“So what customers are understanding and through our good sales routine is once you explain to a customer their usage on a monthly basis, unlimited is just a word, it doesn’t really mean anything and that people don’t really — I think a lot of consumers think they consume a lot more data than they really do. So that whole unlimited thing I think is going by the wayside and they see the benefit of going to the shared.”
We’re sick of this argument that consumers think they use loads of data, but actually hardly use any. If that’s really true then why are carriers like Verizon switching to metered data plans? The reason most people come in below their data allowance each month is fear of overage charges. We discussed this issue yesterday when we asked when are carriers going to offer a data only plan?
Obviously T-Mobile and Sprint would disagree with Shammo’s comments since both carriers are offering truly unlimited data plans. Shammo also expressed surprise that a lot of customers left unlimited plans to sign up to the new shared data. Could that have anything to do with the fact that they’ll need to pay full price if they want to keep their unlimited data and pick up a new phone? Or is it because they are seeing the benefits of paying more monthly fees to Verizon?

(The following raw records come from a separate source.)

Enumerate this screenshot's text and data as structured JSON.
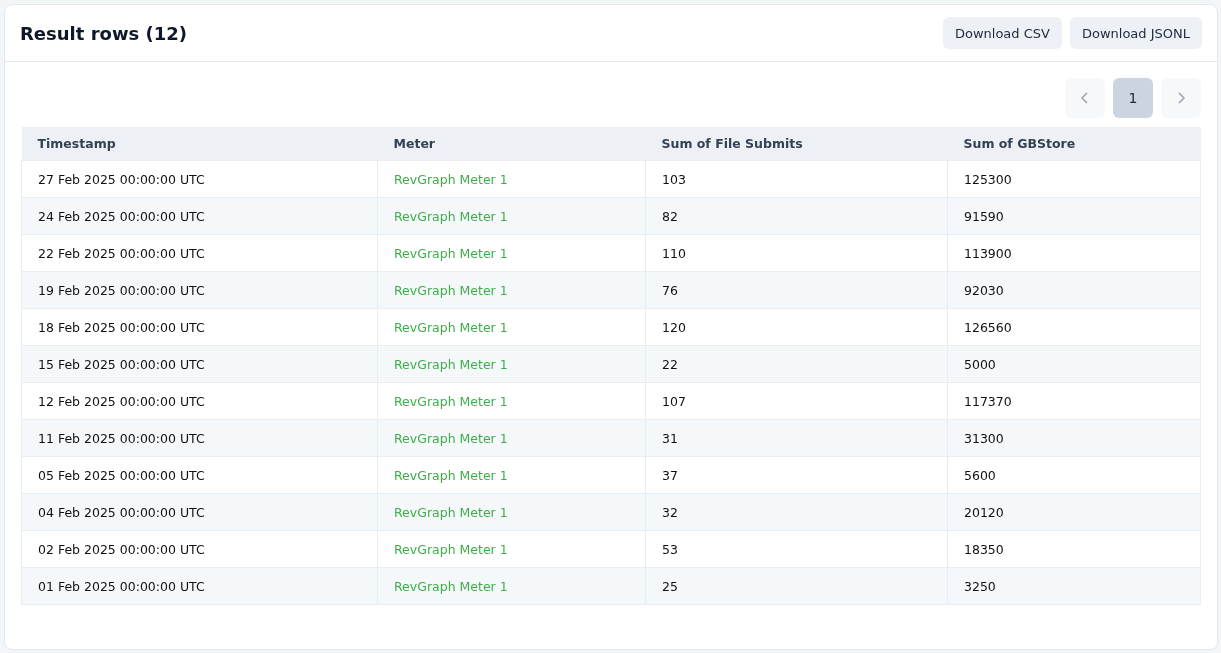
{
  "card": {
    "title": "Result rows (12)",
    "buttons": [
      "Download CSV",
      "Download JSONL"
    ]
  },
  "pagination": {
    "prev": {
      "disabled": true
    },
    "pages": [
      {
        "label": "1",
        "selected": true
      }
    ],
    "next": {
      "disabled": true
    }
  },
  "table": {
    "columns": [
      "Timestamp",
      "Meter",
      "Sum of File Submits",
      "Sum of GBStore"
    ],
    "rows": [
      [
        "27 Feb 2025 00:00:00 UTC",
        "RevGraph Meter 1",
        "103",
        "125300"
      ],
      [
        "24 Feb 2025 00:00:00 UTC",
        "RevGraph Meter 1",
        "82",
        "91590"
      ],
      [
        "22 Feb 2025 00:00:00 UTC",
        "RevGraph Meter 1",
        "110",
        "113900"
      ],
      [
        "19 Feb 2025 00:00:00 UTC",
        "RevGraph Meter 1",
        "76",
        "92030"
      ],
      [
        "18 Feb 2025 00:00:00 UTC",
        "RevGraph Meter 1",
        "120",
        "126560"
      ],
      [
        "15 Feb 2025 00:00:00 UTC",
        "RevGraph Meter 1",
        "22",
        "5000"
      ],
      [
        "12 Feb 2025 00:00:00 UTC",
        "RevGraph Meter 1",
        "107",
        "117370"
      ],
      [
        "11 Feb 2025 00:00:00 UTC",
        "RevGraph Meter 1",
        "31",
        "31300"
      ],
      [
        "05 Feb 2025 00:00:00 UTC",
        "RevGraph Meter 1",
        "37",
        "5600"
      ],
      [
        "04 Feb 2025 00:00:00 UTC",
        "RevGraph Meter 1",
        "32",
        "20120"
      ],
      [
        "02 Feb 2025 00:00:00 UTC",
        "RevGraph Meter 1",
        "53",
        "18350"
      ],
      [
        "01 Feb 2025 00:00:00 UTC",
        "RevGraph Meter 1",
        "25",
        "3250"
      ]
    ]
  }
}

What unlimited actually means to most of us is peace of mind – freedom from the worry of extortionate overage charges.
We’ll find out what the general public thinks in the next few months. Will Verizon customers make the switch to T-Mobile or Sprint for unlimited data? Post a comment and let us know what you think.